→ **Assignment**:
Could you copy every line of the data that contains the word "photo"?

→ **Given information**:
###
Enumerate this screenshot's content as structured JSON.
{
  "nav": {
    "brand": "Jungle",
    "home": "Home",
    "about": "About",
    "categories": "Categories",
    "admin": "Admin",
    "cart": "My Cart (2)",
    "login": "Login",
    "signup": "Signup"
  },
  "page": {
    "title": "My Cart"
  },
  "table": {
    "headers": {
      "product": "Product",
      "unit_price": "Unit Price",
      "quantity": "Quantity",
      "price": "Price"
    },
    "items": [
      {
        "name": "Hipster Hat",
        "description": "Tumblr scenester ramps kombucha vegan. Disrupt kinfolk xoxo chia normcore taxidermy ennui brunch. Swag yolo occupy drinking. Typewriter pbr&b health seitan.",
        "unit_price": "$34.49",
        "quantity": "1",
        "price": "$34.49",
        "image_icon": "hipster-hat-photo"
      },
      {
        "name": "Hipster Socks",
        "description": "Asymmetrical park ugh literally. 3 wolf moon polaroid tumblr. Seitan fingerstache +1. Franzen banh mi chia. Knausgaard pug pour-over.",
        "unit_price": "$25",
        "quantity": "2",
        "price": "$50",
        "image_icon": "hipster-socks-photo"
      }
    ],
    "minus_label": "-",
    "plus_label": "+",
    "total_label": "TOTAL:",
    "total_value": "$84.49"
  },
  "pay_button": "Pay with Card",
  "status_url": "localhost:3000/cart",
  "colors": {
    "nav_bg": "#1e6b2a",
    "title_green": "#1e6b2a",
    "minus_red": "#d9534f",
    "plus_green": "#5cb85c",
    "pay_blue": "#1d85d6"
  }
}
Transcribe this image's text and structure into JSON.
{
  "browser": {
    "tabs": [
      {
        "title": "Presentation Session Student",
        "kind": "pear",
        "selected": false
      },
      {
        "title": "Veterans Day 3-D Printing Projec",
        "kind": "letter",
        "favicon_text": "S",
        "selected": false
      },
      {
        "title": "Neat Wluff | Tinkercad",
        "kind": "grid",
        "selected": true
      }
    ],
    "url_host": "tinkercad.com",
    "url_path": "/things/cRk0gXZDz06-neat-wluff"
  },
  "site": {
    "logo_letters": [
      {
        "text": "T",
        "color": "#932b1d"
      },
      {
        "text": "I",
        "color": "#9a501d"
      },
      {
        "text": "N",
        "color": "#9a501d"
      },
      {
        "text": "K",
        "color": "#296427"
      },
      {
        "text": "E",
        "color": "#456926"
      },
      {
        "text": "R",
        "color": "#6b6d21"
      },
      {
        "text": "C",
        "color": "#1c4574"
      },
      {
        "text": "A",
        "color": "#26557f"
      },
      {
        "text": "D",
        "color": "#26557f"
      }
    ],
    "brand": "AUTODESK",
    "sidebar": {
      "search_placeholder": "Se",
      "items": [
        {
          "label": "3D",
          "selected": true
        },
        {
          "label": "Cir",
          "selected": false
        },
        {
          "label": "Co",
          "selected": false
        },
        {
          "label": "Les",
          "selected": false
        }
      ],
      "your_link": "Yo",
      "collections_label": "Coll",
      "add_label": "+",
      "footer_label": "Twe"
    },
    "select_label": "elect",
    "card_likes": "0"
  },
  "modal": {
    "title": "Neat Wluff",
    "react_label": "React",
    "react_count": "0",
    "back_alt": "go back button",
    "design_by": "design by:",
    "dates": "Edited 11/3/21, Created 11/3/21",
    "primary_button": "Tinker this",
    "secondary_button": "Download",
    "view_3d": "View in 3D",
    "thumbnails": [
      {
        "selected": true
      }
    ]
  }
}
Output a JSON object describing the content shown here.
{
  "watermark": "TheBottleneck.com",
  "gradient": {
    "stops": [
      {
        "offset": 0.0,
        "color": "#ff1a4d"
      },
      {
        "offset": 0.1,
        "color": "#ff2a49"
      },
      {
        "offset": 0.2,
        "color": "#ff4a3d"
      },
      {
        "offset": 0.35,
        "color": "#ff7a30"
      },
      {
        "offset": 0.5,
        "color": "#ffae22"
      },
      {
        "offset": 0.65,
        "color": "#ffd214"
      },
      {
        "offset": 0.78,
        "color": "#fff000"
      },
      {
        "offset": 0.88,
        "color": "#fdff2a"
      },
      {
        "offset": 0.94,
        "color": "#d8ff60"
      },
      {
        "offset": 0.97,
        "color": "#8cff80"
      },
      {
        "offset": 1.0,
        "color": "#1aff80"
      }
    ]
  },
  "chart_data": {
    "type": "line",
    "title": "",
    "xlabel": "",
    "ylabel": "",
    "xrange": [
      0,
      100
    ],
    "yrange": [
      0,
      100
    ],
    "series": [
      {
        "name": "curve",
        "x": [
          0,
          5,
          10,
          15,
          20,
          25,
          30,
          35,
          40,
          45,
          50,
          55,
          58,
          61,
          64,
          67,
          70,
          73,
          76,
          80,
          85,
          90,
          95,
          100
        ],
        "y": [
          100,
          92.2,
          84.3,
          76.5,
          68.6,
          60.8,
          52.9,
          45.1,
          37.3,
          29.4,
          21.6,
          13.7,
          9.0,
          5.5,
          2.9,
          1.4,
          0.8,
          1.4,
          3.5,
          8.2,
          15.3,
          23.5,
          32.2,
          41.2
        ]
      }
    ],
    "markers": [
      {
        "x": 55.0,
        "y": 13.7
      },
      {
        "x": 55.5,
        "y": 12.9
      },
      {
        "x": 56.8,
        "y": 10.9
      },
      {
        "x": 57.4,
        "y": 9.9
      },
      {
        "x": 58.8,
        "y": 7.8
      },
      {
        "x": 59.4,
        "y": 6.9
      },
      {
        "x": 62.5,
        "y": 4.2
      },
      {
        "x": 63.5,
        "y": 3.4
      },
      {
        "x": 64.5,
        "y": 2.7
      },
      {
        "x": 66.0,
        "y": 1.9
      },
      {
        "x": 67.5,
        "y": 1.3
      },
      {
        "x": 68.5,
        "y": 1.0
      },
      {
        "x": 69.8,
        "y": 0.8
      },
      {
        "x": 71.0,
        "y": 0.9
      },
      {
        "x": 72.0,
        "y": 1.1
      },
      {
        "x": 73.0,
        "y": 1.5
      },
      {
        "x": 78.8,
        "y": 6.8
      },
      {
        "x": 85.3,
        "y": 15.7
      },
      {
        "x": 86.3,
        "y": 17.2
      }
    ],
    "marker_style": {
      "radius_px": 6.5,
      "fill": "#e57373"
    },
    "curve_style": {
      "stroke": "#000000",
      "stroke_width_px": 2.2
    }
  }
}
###
→ **Output for this task**:
        "image_icon": "hipster-hat-photo"
        "image_icon": "hipster-socks-photo"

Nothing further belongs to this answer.